§ **Activity**
The records follow. Copy them exactly, but omit the pictures.

§ **Dataset entries**
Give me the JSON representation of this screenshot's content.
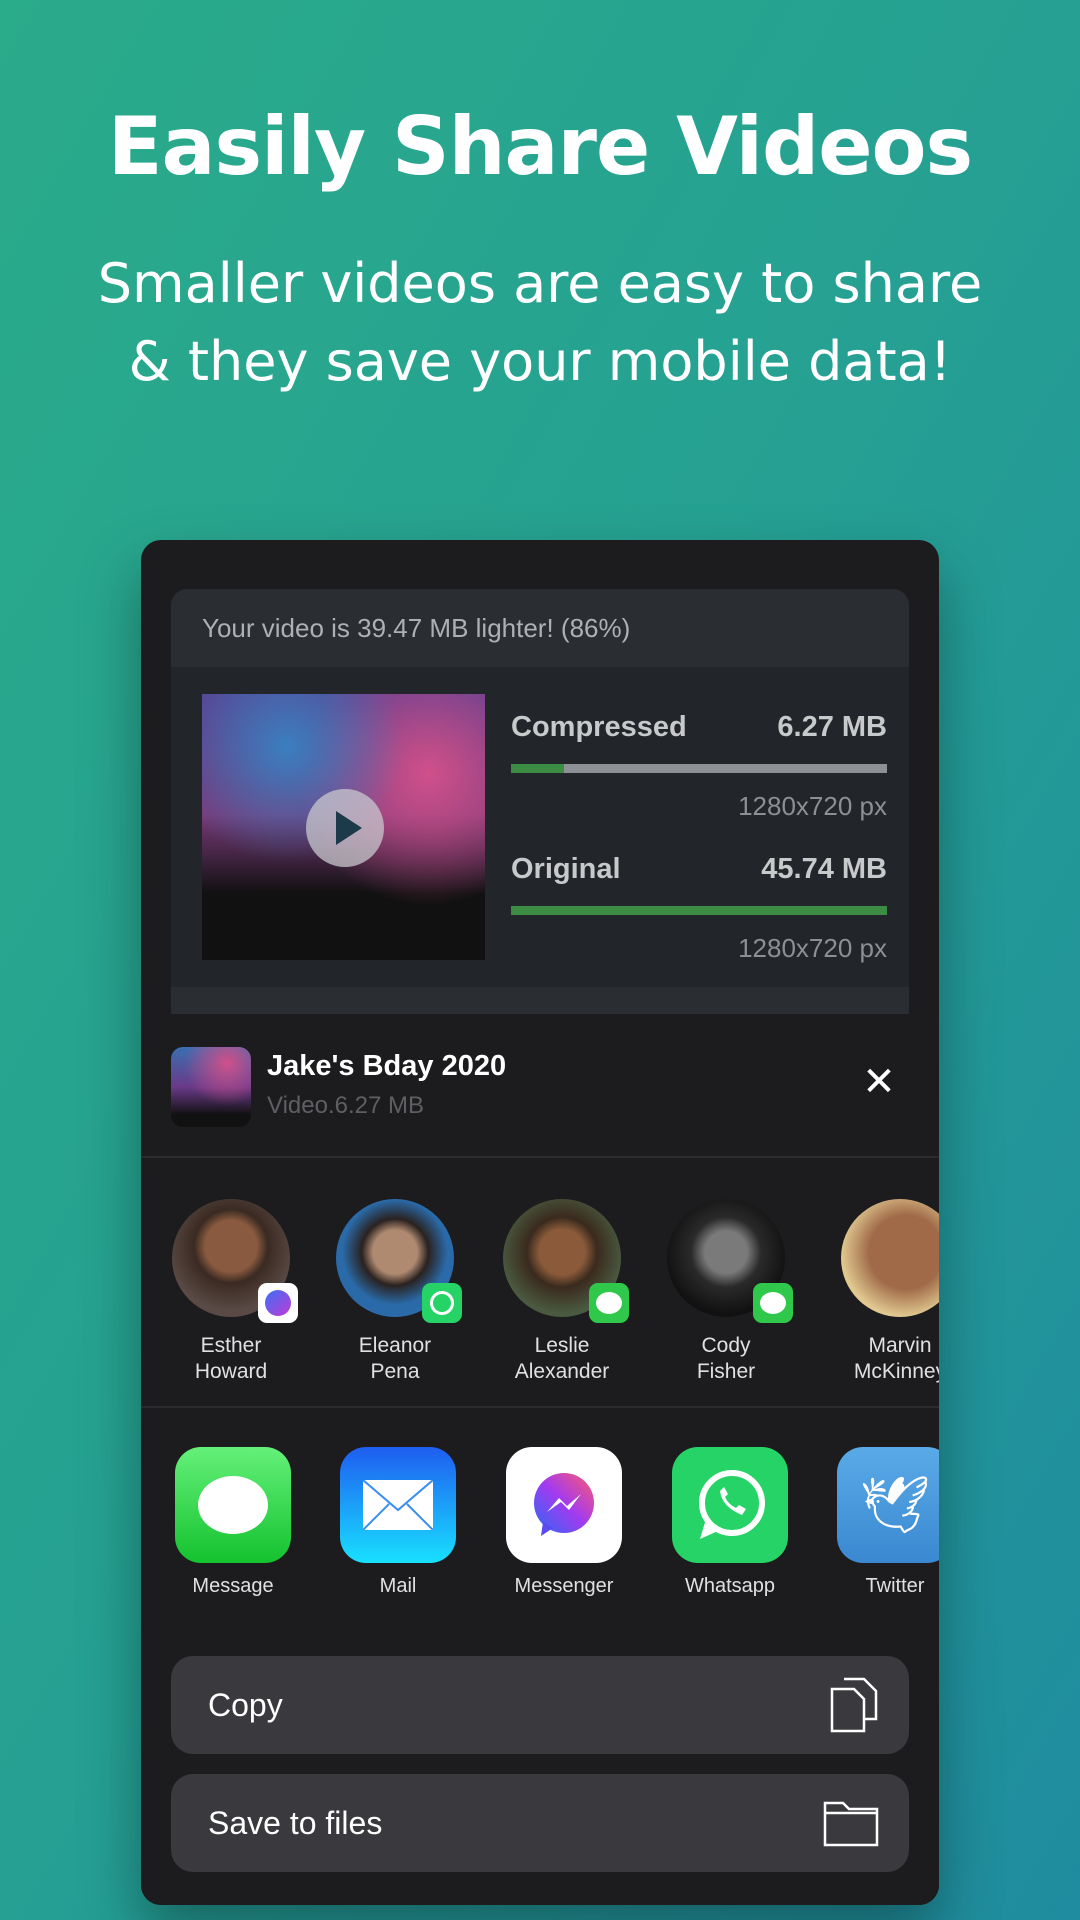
{
  "hero": {
    "title": "Easily Share Videos",
    "subtitle_line1": "Smaller videos are easy to share",
    "subtitle_line2": "& they save your mobile data!"
  },
  "result": {
    "summary": "Your video is 39.47 MB lighter! (86%)",
    "compressed": {
      "label": "Compressed",
      "size": "6.27 MB",
      "resolution": "1280x720 px",
      "bar_fraction": 0.14
    },
    "original": {
      "label": "Original",
      "size": "45.74 MB",
      "resolution": "1280x720 px",
      "bar_fraction": 1.0
    },
    "colors": {
      "bar_fill": "#3d8c44",
      "bar_track": "#8d9196"
    }
  },
  "share": {
    "title": "Jake's Bday 2020",
    "subtitle": "Video.6.27 MB",
    "close_icon": "close-icon",
    "contacts": [
      {
        "line1": "Esther",
        "line2": "Howard",
        "via": "messenger"
      },
      {
        "line1": "Eleanor",
        "line2": "Pena",
        "via": "whatsapp"
      },
      {
        "line1": "Leslie",
        "line2": "Alexander",
        "via": "message"
      },
      {
        "line1": "Cody",
        "line2": "Fisher",
        "via": "message"
      },
      {
        "line1": "Marvin",
        "line2": "McKinney",
        "via": ""
      }
    ],
    "apps": [
      {
        "label": "Message",
        "color": "#2fc84a"
      },
      {
        "label": "Mail",
        "color": "#1b8cf5"
      },
      {
        "label": "Messenger",
        "color": "#ffffff"
      },
      {
        "label": "Whatsapp",
        "color": "#25d366"
      },
      {
        "label": "Twitter",
        "color": "#4a9be0"
      }
    ],
    "actions": [
      {
        "label": "Copy",
        "icon": "copy-icon"
      },
      {
        "label": "Save to files",
        "icon": "folder-icon"
      }
    ]
  }
}
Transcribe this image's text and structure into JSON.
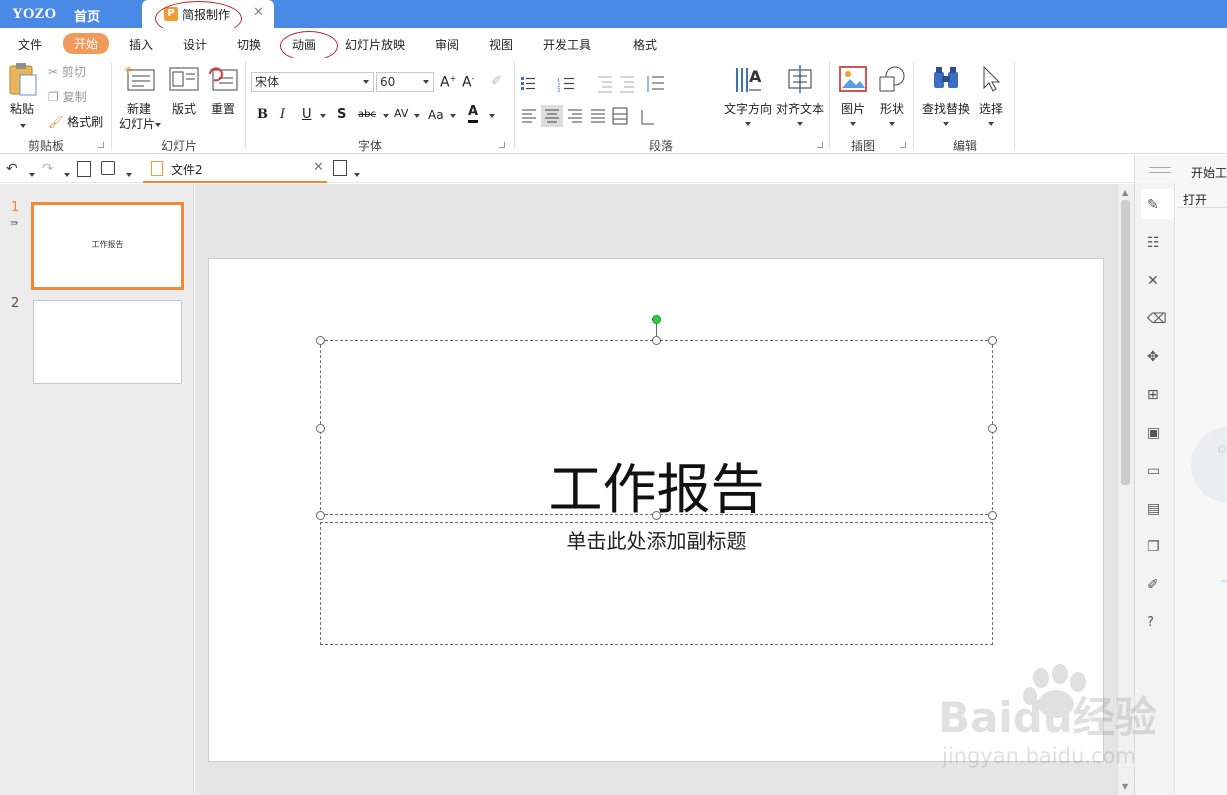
{
  "titlebar": {
    "logo": "YOZO",
    "home": "首页",
    "doc_tab_icon": "P",
    "doc_tab": "简报制作",
    "close": "✕"
  },
  "menu": [
    "文件",
    "开始",
    "插入",
    "设计",
    "切换",
    "动画",
    "幻灯片放映",
    "审阅",
    "视图",
    "开发工具",
    "格式"
  ],
  "ribbon": {
    "clipboard": {
      "label": "剪贴板",
      "paste": "粘贴",
      "cut": "剪切",
      "copy": "复制",
      "format_painter": "格式刷"
    },
    "slides": {
      "label": "幻灯片",
      "new_slide_1": "新建",
      "new_slide_2": "幻灯片",
      "layout": "版式",
      "reset": "重置"
    },
    "font": {
      "label": "字体",
      "font_name": "宋体",
      "font_size": "60",
      "bold": "B",
      "italic": "I",
      "underline": "U",
      "shadow": "S",
      "strike": "abc",
      "spacing": "AV",
      "case": "Aa",
      "color": "A"
    },
    "paragraph": {
      "label": "段落"
    },
    "text_direction": "文字方向",
    "align_text": "对齐文本",
    "insert": {
      "label": "插图",
      "picture": "图片",
      "shape": "形状"
    },
    "edit": {
      "label": "编辑",
      "find_replace": "查找替换",
      "select": "选择"
    }
  },
  "quickbar": {
    "file_tab": "文件2"
  },
  "thumbnails": [
    {
      "num": "1",
      "title": "工作报告",
      "selected": true
    },
    {
      "num": "2",
      "title": "",
      "selected": false
    }
  ],
  "slide": {
    "title": "工作报告",
    "subtitle": "单击此处添加副标题"
  },
  "right_panel": {
    "header": "开始工",
    "open": "打开"
  },
  "watermark": {
    "brand": "Baidu经验",
    "url": "jingyan.baidu.com"
  },
  "colors": {
    "titlebar": "#4a8ae6",
    "accent": "#f29a5c",
    "selection": "#f0883a"
  }
}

§ **Solution to this problem**
Give me the JSON representation of this screenshot's content.
{
  "hero": {
    "title": "Easily Share Videos",
    "subtitle_line1": "Smaller videos are easy to share",
    "subtitle_line2": "& they save your mobile data!"
  },
  "result": {
    "summary": "Your video is 39.47 MB lighter! (86%)",
    "compressed": {
      "label": "Compressed",
      "size": "6.27 MB",
      "resolution": "1280x720 px",
      "bar_fraction": 0.14
    },
    "original": {
      "label": "Original",
      "size": "45.74 MB",
      "resolution": "1280x720 px",
      "bar_fraction": 1.0
    },
    "colors": {
      "bar_fill": "#3d8c44",
      "bar_track": "#8d9196"
    }
  },
  "share": {
    "title": "Jake's Bday 2020",
    "subtitle": "Video.6.27 MB",
    "close_icon": "close-icon",
    "contacts": [
      {
        "line1": "Esther",
        "line2": "Howard",
        "via": "messenger"
      },
      {
        "line1": "Eleanor",
        "line2": "Pena",
        "via": "whatsapp"
      },
      {
        "line1": "Leslie",
        "line2": "Alexander",
        "via": "message"
      },
      {
        "line1": "Cody",
        "line2": "Fisher",
        "via": "message"
      },
      {
        "line1": "Marvin",
        "line2": "McKinney",
        "via": ""
      }
    ],
    "apps": [
      {
        "label": "Message",
        "color": "#2fc84a"
      },
      {
        "label": "Mail",
        "color": "#1b8cf5"
      },
      {
        "label": "Messenger",
        "color": "#ffffff"
      },
      {
        "label": "Whatsapp",
        "color": "#25d366"
      },
      {
        "label": "Twitter",
        "color": "#4a9be0"
      }
    ],
    "actions": [
      {
        "label": "Copy",
        "icon": "copy-icon"
      },
      {
        "label": "Save to files",
        "icon": "folder-icon"
      }
    ]
  }
}
Transcribe this image's text and structure into JSON.
{
  "titlebar": {
    "logo": "YOZO",
    "home": "首页",
    "doc_tab_icon": "P",
    "doc_tab": "简报制作",
    "close": "✕"
  },
  "menu": [
    "文件",
    "开始",
    "插入",
    "设计",
    "切换",
    "动画",
    "幻灯片放映",
    "审阅",
    "视图",
    "开发工具",
    "格式"
  ],
  "ribbon": {
    "clipboard": {
      "label": "剪贴板",
      "paste": "粘贴",
      "cut": "剪切",
      "copy": "复制",
      "format_painter": "格式刷"
    },
    "slides": {
      "label": "幻灯片",
      "new_slide_1": "新建",
      "new_slide_2": "幻灯片",
      "layout": "版式",
      "reset": "重置"
    },
    "font": {
      "label": "字体",
      "font_name": "宋体",
      "font_size": "60",
      "bold": "B",
      "italic": "I",
      "underline": "U",
      "shadow": "S",
      "strike": "abc",
      "spacing": "AV",
      "case": "Aa",
      "color": "A"
    },
    "paragraph": {
      "label": "段落"
    },
    "text_direction": "文字方向",
    "align_text": "对齐文本",
    "insert": {
      "label": "插图",
      "picture": "图片",
      "shape": "形状"
    },
    "edit": {
      "label": "编辑",
      "find_replace": "查找替换",
      "select": "选择"
    }
  },
  "quickbar": {
    "file_tab": "文件2"
  },
  "thumbnails": [
    {
      "num": "1",
      "title": "工作报告",
      "selected": true
    },
    {
      "num": "2",
      "title": "",
      "selected": false
    }
  ],
  "slide": {
    "title": "工作报告",
    "subtitle": "单击此处添加副标题"
  },
  "right_panel": {
    "header": "开始工",
    "open": "打开"
  },
  "watermark": {
    "brand": "Baidu经验",
    "url": "jingyan.baidu.com"
  },
  "colors": {
    "titlebar": "#4a8ae6",
    "accent": "#f29a5c",
    "selection": "#f0883a"
  }
}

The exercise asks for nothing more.